"Good morning Mr. Sa'eed." The lean shopkeeper, dressed in blue overalls and coal grey trousers, was well acquainted with his customers and greeted him with a smile. Without waiting for an answer from Sa'eed he added, "it's not a nice day, isn't it?" His lady assistant too, with an artificial expression, made a remark, as for her a day without the sunshine was a wasted day.
"Good morning. Perhaps the sun will be out and shining by the afternoon," said Sa'eed with a slight smile. "The morning could have been worst. Anyway what can I do for you, sir?" asked the shopkeeper.
" I would like to have a bouquet of chrysanthemum, please."
"You see, all these flowers are from the best nursery in the town." He knew well where his client would go with the flowers he bought on that particular date every month.
After paying for the flowers, Sa'eed came out of the shop to walk to the cemetery. The shopkeeper watched him going for a while and then said to the lady shop assistant, "Look at him. Straight as a walking stick. See the way he walks with long, dignified strides. It seems as though he never had any mishaps in his life."
"To survive one has to be strong. How old he could be? I reckon 60 or 65, but see how smart he is. That is the type of man any young woman would go for without thinking of
about the age difference - young women idolise them," answered the lady shop assistant.
Sa'eed, unaware of their opinions, kept walking, his feet treading on the dry yellowish autumn leaves on the pavements, passing through the row of trees with green moss their trunks and songbirds hopping among the bushes, with their feathers close to their bodies. Occasionally a falling leaf from the tree would fall on his head or his neck, and that
reminded him of the soft touch of his wife's hand.
He walked through the rows of graves until he came to the foot of his wife's grave. The grass between the white stone edging of the graves was still damp from last night's rain. The fallen leaves from the now leafless naked cherry trees, sycamores and maples on the periphery of the graveyard were blowing everywhere over the graves and pathways. The air was rich with the rising smell of dampness from the earth and bushes. He felt acutely the pain and sorrow of the departure of his wife - an utter loneliness. The rustling from

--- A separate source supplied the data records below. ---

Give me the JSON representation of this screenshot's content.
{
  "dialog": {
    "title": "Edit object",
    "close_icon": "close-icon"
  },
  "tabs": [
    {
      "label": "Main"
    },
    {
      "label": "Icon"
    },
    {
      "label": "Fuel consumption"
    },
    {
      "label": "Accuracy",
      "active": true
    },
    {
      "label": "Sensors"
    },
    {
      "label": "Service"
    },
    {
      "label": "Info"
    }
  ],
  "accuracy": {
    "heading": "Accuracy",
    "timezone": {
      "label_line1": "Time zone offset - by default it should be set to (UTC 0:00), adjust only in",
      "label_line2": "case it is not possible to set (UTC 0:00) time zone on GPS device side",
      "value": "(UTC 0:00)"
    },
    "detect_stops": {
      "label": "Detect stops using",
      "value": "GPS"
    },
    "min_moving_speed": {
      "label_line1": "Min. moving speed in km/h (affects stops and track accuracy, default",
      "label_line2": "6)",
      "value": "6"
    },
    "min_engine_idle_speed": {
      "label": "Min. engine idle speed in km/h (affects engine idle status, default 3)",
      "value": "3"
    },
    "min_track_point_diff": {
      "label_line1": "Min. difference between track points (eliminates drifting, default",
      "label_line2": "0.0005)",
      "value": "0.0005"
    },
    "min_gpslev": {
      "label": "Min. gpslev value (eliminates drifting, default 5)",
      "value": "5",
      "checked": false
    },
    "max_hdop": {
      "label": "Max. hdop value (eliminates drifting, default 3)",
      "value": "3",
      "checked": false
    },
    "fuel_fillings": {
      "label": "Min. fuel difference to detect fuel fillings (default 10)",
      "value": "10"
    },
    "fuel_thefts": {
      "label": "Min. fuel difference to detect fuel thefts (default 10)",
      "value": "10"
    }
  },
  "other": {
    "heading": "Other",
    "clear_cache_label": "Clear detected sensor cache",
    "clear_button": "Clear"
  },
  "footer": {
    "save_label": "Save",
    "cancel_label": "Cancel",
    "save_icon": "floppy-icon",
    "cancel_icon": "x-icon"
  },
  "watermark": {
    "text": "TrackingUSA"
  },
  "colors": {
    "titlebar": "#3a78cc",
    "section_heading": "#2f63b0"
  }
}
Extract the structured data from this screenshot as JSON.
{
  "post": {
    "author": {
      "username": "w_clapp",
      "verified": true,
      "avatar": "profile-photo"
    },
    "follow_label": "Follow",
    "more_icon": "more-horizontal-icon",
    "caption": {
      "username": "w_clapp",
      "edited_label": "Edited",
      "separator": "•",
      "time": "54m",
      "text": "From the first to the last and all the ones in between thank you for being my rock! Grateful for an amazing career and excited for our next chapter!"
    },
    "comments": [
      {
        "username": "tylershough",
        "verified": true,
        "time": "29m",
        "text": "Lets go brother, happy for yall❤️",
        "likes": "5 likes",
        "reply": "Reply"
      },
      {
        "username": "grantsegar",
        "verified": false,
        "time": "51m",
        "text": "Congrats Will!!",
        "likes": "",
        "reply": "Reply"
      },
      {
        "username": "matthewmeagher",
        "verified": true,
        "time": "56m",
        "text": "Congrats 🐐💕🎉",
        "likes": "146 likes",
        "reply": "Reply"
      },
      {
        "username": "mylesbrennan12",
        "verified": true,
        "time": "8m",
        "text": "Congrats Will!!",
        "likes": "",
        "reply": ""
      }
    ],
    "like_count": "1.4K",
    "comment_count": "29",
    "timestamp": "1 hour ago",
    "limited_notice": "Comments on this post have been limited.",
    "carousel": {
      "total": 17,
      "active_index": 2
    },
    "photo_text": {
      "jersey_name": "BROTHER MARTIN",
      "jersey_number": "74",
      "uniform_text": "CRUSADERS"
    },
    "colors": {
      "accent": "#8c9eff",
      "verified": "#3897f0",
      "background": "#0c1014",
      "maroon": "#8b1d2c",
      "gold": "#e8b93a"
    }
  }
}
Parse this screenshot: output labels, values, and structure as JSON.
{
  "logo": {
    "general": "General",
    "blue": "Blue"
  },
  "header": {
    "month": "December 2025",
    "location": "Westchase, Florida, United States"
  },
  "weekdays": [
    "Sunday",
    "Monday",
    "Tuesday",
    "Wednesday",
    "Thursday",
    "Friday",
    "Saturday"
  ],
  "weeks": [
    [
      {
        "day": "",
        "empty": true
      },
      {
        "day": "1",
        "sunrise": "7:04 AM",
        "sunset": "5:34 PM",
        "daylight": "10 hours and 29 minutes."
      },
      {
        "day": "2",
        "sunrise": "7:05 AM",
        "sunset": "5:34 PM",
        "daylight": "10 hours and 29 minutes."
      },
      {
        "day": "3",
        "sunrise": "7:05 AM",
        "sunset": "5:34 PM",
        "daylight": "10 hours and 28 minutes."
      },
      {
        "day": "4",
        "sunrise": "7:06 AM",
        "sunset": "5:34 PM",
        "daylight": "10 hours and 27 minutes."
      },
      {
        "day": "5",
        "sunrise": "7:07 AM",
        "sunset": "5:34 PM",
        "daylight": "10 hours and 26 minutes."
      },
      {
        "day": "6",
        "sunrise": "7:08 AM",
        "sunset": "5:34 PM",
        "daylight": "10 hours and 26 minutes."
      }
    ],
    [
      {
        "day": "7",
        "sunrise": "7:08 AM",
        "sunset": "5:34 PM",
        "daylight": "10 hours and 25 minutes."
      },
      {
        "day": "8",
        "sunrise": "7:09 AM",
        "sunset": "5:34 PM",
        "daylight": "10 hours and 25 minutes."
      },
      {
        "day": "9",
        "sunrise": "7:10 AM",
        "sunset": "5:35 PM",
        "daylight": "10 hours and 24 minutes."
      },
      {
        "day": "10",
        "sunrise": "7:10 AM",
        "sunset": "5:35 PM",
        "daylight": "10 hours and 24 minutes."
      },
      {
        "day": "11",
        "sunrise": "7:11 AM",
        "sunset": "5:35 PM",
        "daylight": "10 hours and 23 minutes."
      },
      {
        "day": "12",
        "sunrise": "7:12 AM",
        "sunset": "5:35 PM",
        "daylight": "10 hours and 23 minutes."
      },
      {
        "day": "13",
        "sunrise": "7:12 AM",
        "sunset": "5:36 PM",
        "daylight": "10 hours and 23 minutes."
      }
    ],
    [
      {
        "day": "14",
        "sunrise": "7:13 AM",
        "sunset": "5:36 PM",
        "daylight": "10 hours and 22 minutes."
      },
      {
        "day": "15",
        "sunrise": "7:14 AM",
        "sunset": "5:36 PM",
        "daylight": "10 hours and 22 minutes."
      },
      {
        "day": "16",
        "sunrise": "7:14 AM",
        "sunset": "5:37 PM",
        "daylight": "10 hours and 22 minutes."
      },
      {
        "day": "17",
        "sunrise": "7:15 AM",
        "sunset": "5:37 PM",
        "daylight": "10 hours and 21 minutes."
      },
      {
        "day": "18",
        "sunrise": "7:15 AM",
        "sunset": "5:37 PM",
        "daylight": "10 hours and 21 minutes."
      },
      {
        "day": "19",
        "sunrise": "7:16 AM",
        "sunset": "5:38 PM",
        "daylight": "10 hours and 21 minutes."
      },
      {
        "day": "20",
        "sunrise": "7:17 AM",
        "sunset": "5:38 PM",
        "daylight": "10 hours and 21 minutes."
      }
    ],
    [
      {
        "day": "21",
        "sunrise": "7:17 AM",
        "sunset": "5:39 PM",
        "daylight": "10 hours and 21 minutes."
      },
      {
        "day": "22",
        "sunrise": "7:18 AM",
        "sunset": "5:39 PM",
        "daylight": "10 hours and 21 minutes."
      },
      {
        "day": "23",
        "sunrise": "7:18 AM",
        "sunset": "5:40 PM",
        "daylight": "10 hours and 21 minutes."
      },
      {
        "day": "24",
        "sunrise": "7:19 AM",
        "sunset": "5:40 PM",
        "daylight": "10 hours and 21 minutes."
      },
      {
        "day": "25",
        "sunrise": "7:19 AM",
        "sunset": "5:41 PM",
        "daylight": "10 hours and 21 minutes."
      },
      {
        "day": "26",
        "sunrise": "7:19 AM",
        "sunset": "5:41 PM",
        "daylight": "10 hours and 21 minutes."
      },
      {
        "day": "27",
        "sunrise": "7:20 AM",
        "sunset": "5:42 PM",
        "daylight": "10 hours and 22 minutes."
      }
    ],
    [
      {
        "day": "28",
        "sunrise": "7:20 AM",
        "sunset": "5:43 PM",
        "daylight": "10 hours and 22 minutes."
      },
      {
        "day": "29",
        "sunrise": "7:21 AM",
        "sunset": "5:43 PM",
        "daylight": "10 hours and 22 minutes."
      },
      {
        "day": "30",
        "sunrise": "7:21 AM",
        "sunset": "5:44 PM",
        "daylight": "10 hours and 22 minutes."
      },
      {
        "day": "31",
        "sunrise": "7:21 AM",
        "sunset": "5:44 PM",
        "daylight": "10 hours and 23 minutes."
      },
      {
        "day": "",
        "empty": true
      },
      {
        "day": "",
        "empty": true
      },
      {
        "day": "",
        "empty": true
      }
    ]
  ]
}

the silky dresses of hers, the soft noise from her softly treading feet on the hall-floor - all that lived in his memory was gone. With trembling hands he placed the bouquet of fresh flowers in the middle of the grave. He put the dead flowers from last month in the plastic bag he brought with him. For a long time he recited Faa'ti'hah for the salvation of the soul of his late wife.
Lucy and Sa'eed, wife and husband,subscribed to their own religious faiths during their marital life. If people with different faiths can exist side by side in this world, they
maintained, then why could not two people with different faiths live under the same roof? They believed that different faiths could be respected without being in conflict with each other. Lucy and Sa'eed kept their pledge of respecting each other's faith without ever having a conflict. After a long recital of Faa'ti'hah, he looked at the grave with deep sorrow
and intense grief and said under his breath "Lucy, nobody now visits our home, not even our own son. When you were there, everybody was so happy to come to visit us". With unbearable grief, he cried and his eyes were wet. At that very moment, a bird flew away from the nearby shrub.... a sign of pulsating life in this universe, characterised by change, action as well as the beauty of sound, where happiness and sorrow co-exist.